To answer that question, the paper’s authors examined data from 16 countries from 1981 through 2014, taking into account the unique economic conditions that applied for each country. Dan Mitchell summarizes the results of their analysis:
The economists crunched the numbers and found that tax increases impose considerable damage, whereas spending cuts cause very little harm to short-run performance.
We find that the composition of fiscal adjustments is more important than the state of the cycle in determining their effect on output. Fiscal adjustments based upon spending cuts are much less costly in terms of short run output losses – such losses are in fact on average close to zero – than those based upon tax increases which are associated with large and prolonged recessions regardless of whether the adjustment starts in a recession or not…. what matters for the short run output cost of fiscal consolidations is the composition of the adjustment. Tax-based adjustments are costly in terms of output losses. Expenditure-based ones have on average very low costs.
These findings are remarkable. Even I’m willing to accept that spending cuts may be painful in the short run (not because of Keynesian reasons, but simply because resources don’t instantaneously get reallocated to more productive uses).
So if the economists who wrote this comprehensive study find that there is very little short-run dislocation associated with spending cuts, that’s powerful evidence.
And when you then consider all the data and research showing the positive long-run effects of smaller government, this certainly suggests that the top fiscal priority should be shrinking the size and scope of government.
Shrinking the government through significant spending cuts is a promise that many politicians make, but few ever try to keep. Too often, the promise is broken because the politicians prove to be unwilling to face up to the loud cries and political influence of the few who benefit the most from the continuation of high government expenditures: special interests who are often also the politicians’ biggest campaign contributors.

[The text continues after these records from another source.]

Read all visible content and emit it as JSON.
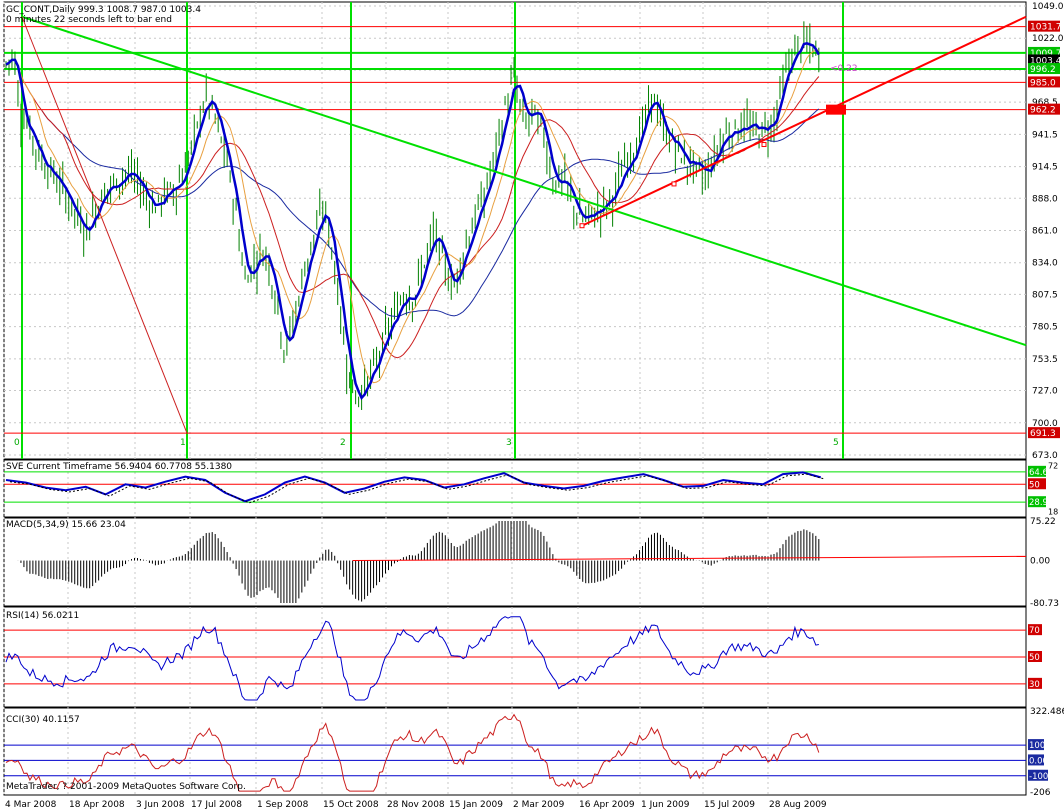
{
  "header": {
    "symbol_line": "GC_CONT,Daily  999.3 1008.7 987.0 1003.4",
    "timer_line": "0 minutes 22 seconds left to bar end"
  },
  "footer": {
    "copyright": "MetaTrader, ? 2001-2009 MetaQuotes Software Corp."
  },
  "colors": {
    "background": "#ffffff",
    "candle": "#008000",
    "fast_ma": "#0000cc",
    "grid": "#c8c8c8",
    "green_lines": "#00e000",
    "red_lines": "#ff0000",
    "ma_orange": "#e8a040",
    "ma_red": "#cc2020",
    "ma_navy": "#1a2aa0"
  },
  "chart_data": [
    {
      "type": "candlestick",
      "panel": "main",
      "ylim": [
        673.0,
        1049.0
      ],
      "y_ticks": [
        "1049.0",
        "1022.0",
        "995.3",
        "968.5",
        "941.5",
        "914.5",
        "888.0",
        "861.0",
        "834.0",
        "807.5",
        "780.5",
        "753.5",
        "727.0",
        "700.0",
        "673.0"
      ],
      "x_ticks": [
        "4 Mar 2008",
        "18 Apr 2008",
        "3 Jun 2008",
        "17 Jul 2008",
        "1 Sep 2008",
        "15 Oct 2008",
        "28 Nov 2008",
        "15 Jan 2009",
        "2 Mar 2009",
        "16 Apr 2009",
        "1 Jun 2009",
        "15 Jul 2009",
        "28 Aug 2009"
      ],
      "last_price": "1003.4",
      "price_labels": [
        {
          "text": "1031.7",
          "color": "red",
          "value": 1031.7
        },
        {
          "text": "1009.7",
          "color": "green",
          "value": 1009.7
        },
        {
          "text": "1003.4",
          "color": "black",
          "value": 1003.4
        },
        {
          "text": "996.2",
          "color": "green",
          "value": 996.2
        },
        {
          "text": "985.0",
          "color": "red",
          "value": 985.0
        },
        {
          "text": "962.2",
          "color": "red",
          "value": 962.2
        },
        {
          "text": "691.3",
          "color": "red",
          "value": 691.3
        }
      ],
      "horizontal_lines": [
        1031.7,
        1009.7,
        996.2,
        985.0,
        962.2,
        691.3
      ],
      "wave_labels": [
        "0",
        "1",
        "2",
        "3",
        "5"
      ],
      "annotation": "<0.22",
      "close_path": [
        [
          0,
          1000
        ],
        [
          8,
          1010
        ],
        [
          14,
          960
        ],
        [
          22,
          950
        ],
        [
          30,
          930
        ],
        [
          40,
          915
        ],
        [
          50,
          905
        ],
        [
          60,
          890
        ],
        [
          70,
          875
        ],
        [
          80,
          860
        ],
        [
          90,
          880
        ],
        [
          100,
          895
        ],
        [
          110,
          900
        ],
        [
          120,
          910
        ],
        [
          130,
          905
        ],
        [
          140,
          890
        ],
        [
          150,
          880
        ],
        [
          160,
          892
        ],
        [
          170,
          895
        ],
        [
          180,
          915
        ],
        [
          190,
          940
        ],
        [
          200,
          975
        ],
        [
          210,
          955
        ],
        [
          220,
          925
        ],
        [
          230,
          880
        ],
        [
          240,
          820
        ],
        [
          250,
          835
        ],
        [
          260,
          845
        ],
        [
          270,
          810
        ],
        [
          280,
          760
        ],
        [
          290,
          790
        ],
        [
          300,
          830
        ],
        [
          310,
          860
        ],
        [
          320,
          880
        ],
        [
          330,
          830
        ],
        [
          340,
          760
        ],
        [
          350,
          720
        ],
        [
          360,
          730
        ],
        [
          370,
          745
        ],
        [
          380,
          770
        ],
        [
          390,
          790
        ],
        [
          400,
          810
        ],
        [
          410,
          805
        ],
        [
          420,
          835
        ],
        [
          430,
          860
        ],
        [
          440,
          830
        ],
        [
          450,
          815
        ],
        [
          460,
          845
        ],
        [
          470,
          870
        ],
        [
          480,
          890
        ],
        [
          490,
          920
        ],
        [
          500,
          960
        ],
        [
          510,
          990
        ],
        [
          520,
          950
        ],
        [
          530,
          960
        ],
        [
          540,
          940
        ],
        [
          550,
          900
        ],
        [
          560,
          905
        ],
        [
          570,
          880
        ],
        [
          580,
          870
        ],
        [
          590,
          875
        ],
        [
          600,
          880
        ],
        [
          610,
          890
        ],
        [
          620,
          915
        ],
        [
          630,
          930
        ],
        [
          640,
          950
        ],
        [
          650,
          975
        ],
        [
          660,
          945
        ],
        [
          670,
          935
        ],
        [
          680,
          920
        ],
        [
          690,
          915
        ],
        [
          700,
          905
        ],
        [
          710,
          920
        ],
        [
          720,
          940
        ],
        [
          730,
          945
        ],
        [
          740,
          950
        ],
        [
          750,
          945
        ],
        [
          760,
          945
        ],
        [
          770,
          950
        ],
        [
          780,
          985
        ],
        [
          790,
          1010
        ],
        [
          800,
          1018
        ],
        [
          810,
          1012
        ],
        [
          818,
          1003.4
        ]
      ]
    },
    {
      "type": "line",
      "panel": "sve",
      "title": "SVE Current Timeframe 56.9404 60.7708 55.1380",
      "y_labels": [
        "64.6",
        "50",
        "28.9"
      ],
      "side_values": [
        "72",
        "18"
      ],
      "series": [
        {
          "values": [
            [
              0,
              55
            ],
            [
              20,
              52
            ],
            [
              40,
              46
            ],
            [
              60,
              43
            ],
            [
              80,
              47
            ],
            [
              100,
              38
            ],
            [
              120,
              50
            ],
            [
              140,
              46
            ],
            [
              160,
              53
            ],
            [
              180,
              59
            ],
            [
              200,
              55
            ],
            [
              220,
              40
            ],
            [
              240,
              30
            ],
            [
              260,
              38
            ],
            [
              280,
              52
            ],
            [
              300,
              59
            ],
            [
              320,
              52
            ],
            [
              340,
              40
            ],
            [
              360,
              45
            ],
            [
              380,
              53
            ],
            [
              400,
              58
            ],
            [
              420,
              55
            ],
            [
              440,
              46
            ],
            [
              460,
              50
            ],
            [
              480,
              57
            ],
            [
              500,
              63
            ],
            [
              520,
              52
            ],
            [
              540,
              48
            ],
            [
              560,
              45
            ],
            [
              580,
              48
            ],
            [
              600,
              54
            ],
            [
              620,
              58
            ],
            [
              640,
              62
            ],
            [
              660,
              55
            ],
            [
              680,
              47
            ],
            [
              700,
              48
            ],
            [
              720,
              55
            ],
            [
              740,
              52
            ],
            [
              760,
              50
            ],
            [
              780,
              62
            ],
            [
              800,
              64
            ],
            [
              818,
              58
            ]
          ]
        }
      ]
    },
    {
      "type": "bar",
      "panel": "macd",
      "title": "MACD(5,34,9) 15.66 23.04",
      "y_labels": [
        "75.22",
        "0.00",
        "-80.73"
      ],
      "ylim": [
        -80.73,
        75.22
      ]
    },
    {
      "type": "line",
      "panel": "rsi",
      "title": "RSI(14) 56.0211",
      "y_labels": [
        "70",
        "50",
        "30"
      ],
      "ylim": [
        15,
        85
      ]
    },
    {
      "type": "line",
      "panel": "cci",
      "title": "CCI(30) 40.1157",
      "y_labels": [
        "322.486",
        "100",
        "0.00",
        "-100",
        "-206"
      ],
      "ylim": [
        -206,
        322.486
      ]
    }
  ]
}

Nevertheless, if politicians need to stop burdening the people with excessive national debt, the latest economic research indicates that cutting government spending should be the preferred path to putting their country’s fiscal house in order.